• [Problem]
Could you filter the material and copy every line where the word "text" occurs?

• [Exercise input]
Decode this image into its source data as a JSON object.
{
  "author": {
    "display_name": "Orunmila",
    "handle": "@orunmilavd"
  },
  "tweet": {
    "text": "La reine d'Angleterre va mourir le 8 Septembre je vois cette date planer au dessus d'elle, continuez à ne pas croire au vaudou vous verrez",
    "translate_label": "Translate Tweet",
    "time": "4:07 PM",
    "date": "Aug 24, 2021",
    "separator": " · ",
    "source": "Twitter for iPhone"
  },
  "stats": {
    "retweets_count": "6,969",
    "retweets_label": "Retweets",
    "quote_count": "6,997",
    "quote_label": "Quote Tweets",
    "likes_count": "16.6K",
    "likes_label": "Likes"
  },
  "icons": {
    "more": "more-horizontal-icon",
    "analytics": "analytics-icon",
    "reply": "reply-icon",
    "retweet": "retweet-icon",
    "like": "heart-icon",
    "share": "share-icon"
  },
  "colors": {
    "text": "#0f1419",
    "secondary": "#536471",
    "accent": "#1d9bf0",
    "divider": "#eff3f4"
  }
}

• [Solution]
    "text": "La reine d'Angleterre va mourir le 8 Septembre je vois cette date planer au dessus d'elle, continuez à ne pas croire au vaudou vous verrez",
    "text": "#0f1419",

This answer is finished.